* _Work to be completed_
This exercise asks for a copy of each line in the records below with the word "icon" in it.

##### Data provided #####

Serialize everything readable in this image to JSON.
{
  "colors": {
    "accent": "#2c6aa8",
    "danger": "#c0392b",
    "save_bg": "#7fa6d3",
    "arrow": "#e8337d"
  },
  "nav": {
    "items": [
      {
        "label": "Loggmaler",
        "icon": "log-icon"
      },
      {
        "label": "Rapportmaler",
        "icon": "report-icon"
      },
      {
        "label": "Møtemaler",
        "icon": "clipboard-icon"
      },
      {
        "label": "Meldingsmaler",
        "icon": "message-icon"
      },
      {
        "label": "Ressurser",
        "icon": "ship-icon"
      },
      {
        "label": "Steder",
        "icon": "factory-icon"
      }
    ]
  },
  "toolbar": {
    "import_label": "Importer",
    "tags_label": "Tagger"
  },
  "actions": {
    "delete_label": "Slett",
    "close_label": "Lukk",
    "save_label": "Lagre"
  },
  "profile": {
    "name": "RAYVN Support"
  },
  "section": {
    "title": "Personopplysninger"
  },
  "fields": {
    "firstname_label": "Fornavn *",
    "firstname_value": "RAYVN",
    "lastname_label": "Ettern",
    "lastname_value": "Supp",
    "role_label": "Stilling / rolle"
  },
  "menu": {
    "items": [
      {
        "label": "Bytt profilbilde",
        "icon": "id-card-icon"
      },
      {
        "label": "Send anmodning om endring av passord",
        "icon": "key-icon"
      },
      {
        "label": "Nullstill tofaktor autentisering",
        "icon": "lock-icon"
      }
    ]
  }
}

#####

* _Reply to the exercise_
        "icon": "log-icon"
        "icon": "report-icon"
        "icon": "clipboard-icon"
        "icon": "message-icon"
        "icon": "ship-icon"
        "icon": "factory-icon"
        "icon": "id-card-icon"
        "icon": "key-icon"
        "icon": "lock-icon"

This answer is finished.